I first met Bec at the Cottesloe Hotel in the summer of 2002–03.
It was a Sunday afternoon, time for a bit of R and R in the middle of the grind of the pre-season. Daniel Kerr and I were having a few beers, but I was keeping a lid on it because I was driving. I’d met Bec’s mum previously at a West Coast function, so when I came across Bec there was a natural starting point for a conversation. I remember thinking that Bec was very beautiful—and quite drunk! That was a common state at the Cottesloe Hotel on a summer Sunday afternoon. I found myself in the sort of moral dilemma many nineteen year-old blokes struggle to negotiate (and I dare say a few young women, too).
I had a girlfriend at the time who was overseas. I’d swear I mentioned this to Bec that first afternoon, but Bec is adamant that I did not.
We met again for coffee about a week later, and this time there’s no doubt that the topic of my girlfriend did come up. Bec said, quite reasonably, that she couldn’t start anything with me in those circumstances. But we seemed to get along OK anyway, and I thought that even if there were no romantic possibilities, it would be pleasant to catch up with her every now and then, as mates.
I was still quite new to Perth and did not have many friends outside the footy club. Apart from anything else, I wouldn’t have to drink myself silly whenever we met.
Typically, when you’re in your late teens and early twenties, catching up with mates involves a big drinking session, which is sometimes inconvenient for a professional athlete.
Bec and I could be mates on a different level. Bec is a Perth girl. She had lived and worked as a model in Thailand and Hong Kong for about eighteen months, but was now back in Perth, modelling and doing a media studies course at university.

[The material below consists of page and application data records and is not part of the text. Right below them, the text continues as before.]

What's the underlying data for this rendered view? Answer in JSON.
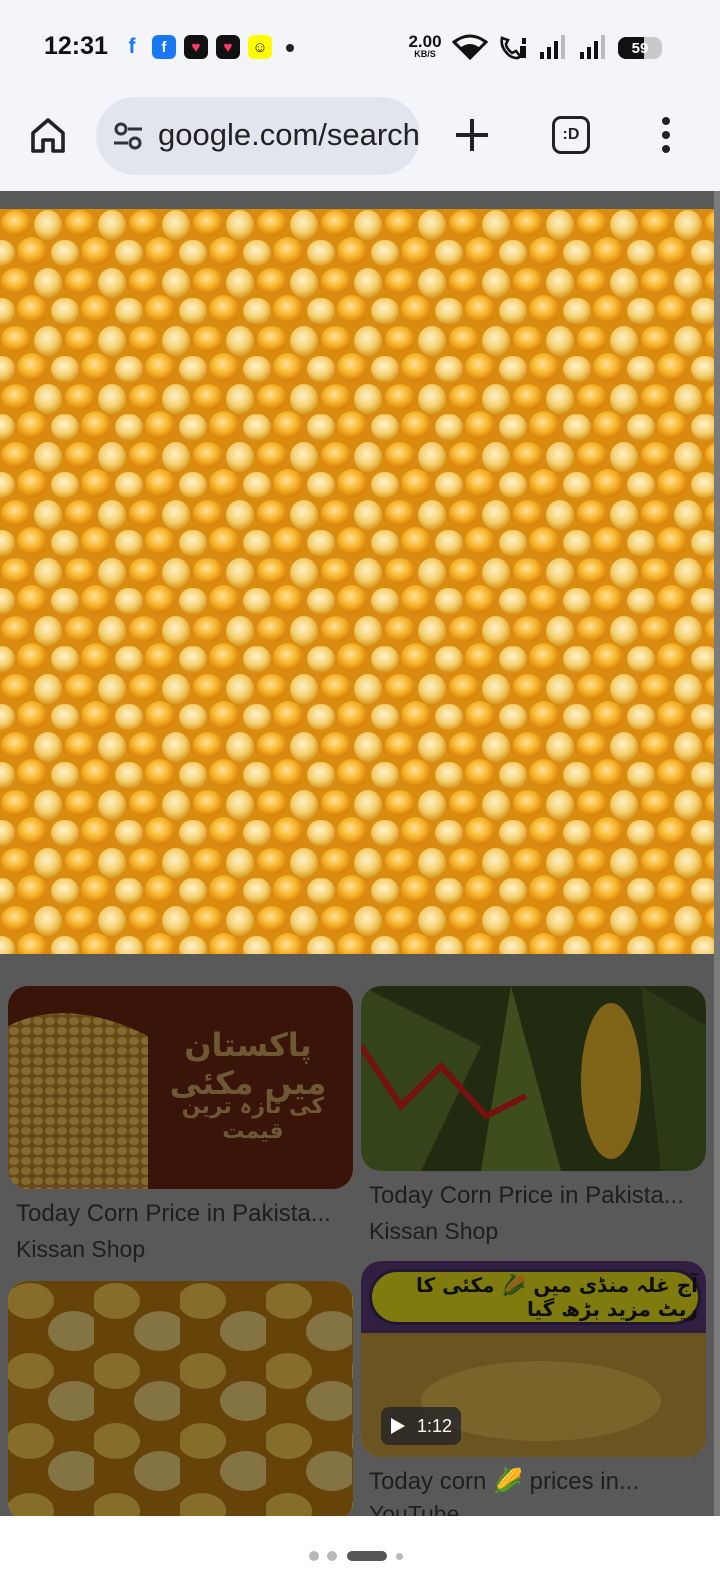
{
  "status_bar": {
    "time": "12:31",
    "notifications": [
      "facebook-icon",
      "facebook-icon",
      "heart-app-icon",
      "heart-app-icon",
      "snapchat-icon",
      "more-dot"
    ],
    "net_speed_value": "2.00",
    "net_speed_unit": "KB/S",
    "battery_level": 59,
    "battery_text": "59"
  },
  "toolbar": {
    "url": "google.com/search",
    "tabs_label": ":D",
    "icons": [
      "home-icon",
      "site-settings-icon",
      "new-tab-icon",
      "tab-switcher-icon",
      "more-vert-icon"
    ]
  },
  "results": [
    {
      "title": "Today Corn Price in Pakista...",
      "source": "Kissan Shop",
      "overlay_main": "پاکستان میں مکئی",
      "overlay_sub": "کی تازہ ترین قیمت"
    },
    {
      "title": "Today Corn Price in Pakista...",
      "source": "Kissan Shop"
    },
    {
      "title": "",
      "source": ""
    },
    {
      "title": "Today corn 🌽 prices in...",
      "source": "YouTube",
      "banner": "آج غلہ منڈی میں 🌽 مکئی کا ریٹ مزید بڑھ گیا",
      "duration": "1:12"
    }
  ],
  "colors": {
    "background": "#f4f5f9",
    "url_bar": "#e3e5ee",
    "scrim": "#595959",
    "corn": "#f3a822"
  },
  "pager": {
    "pages": 4,
    "current": 3
  }
}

The first time we caught up, strictly as mates, was at her house. We ended up playing Scrabble, which I realise is a somewhat unusual activity for a first meeting. I started like a house on fire, and Bec was looking at me as if I was some sort of Jedi Scrabble master. Now, I have to admit to another conceit typical of young men at this stage: I was fascinated by Bec’s beauty, but did not have a huge regard for her intellect. As my lead grew to unassailable proportions, I was nurturing horribly puffed-up thoughts about how, plainly, she wasn’t all that bright, and I with my superior brainpower was embarrassing her and her feeble mind by wiping the floor with her at Scrabble. After about half-a-dozen turns, I thought I’d better ease off , not wanting to humiliate her. So I did. And the tide turned, and before I knew it she’d won the game. Again—young man’s vanities—I was pissed off . I’d meant to give her a chance, but I didn’t mean to lose. It was the first and last time I underestimated Bec’s formidable intelligence.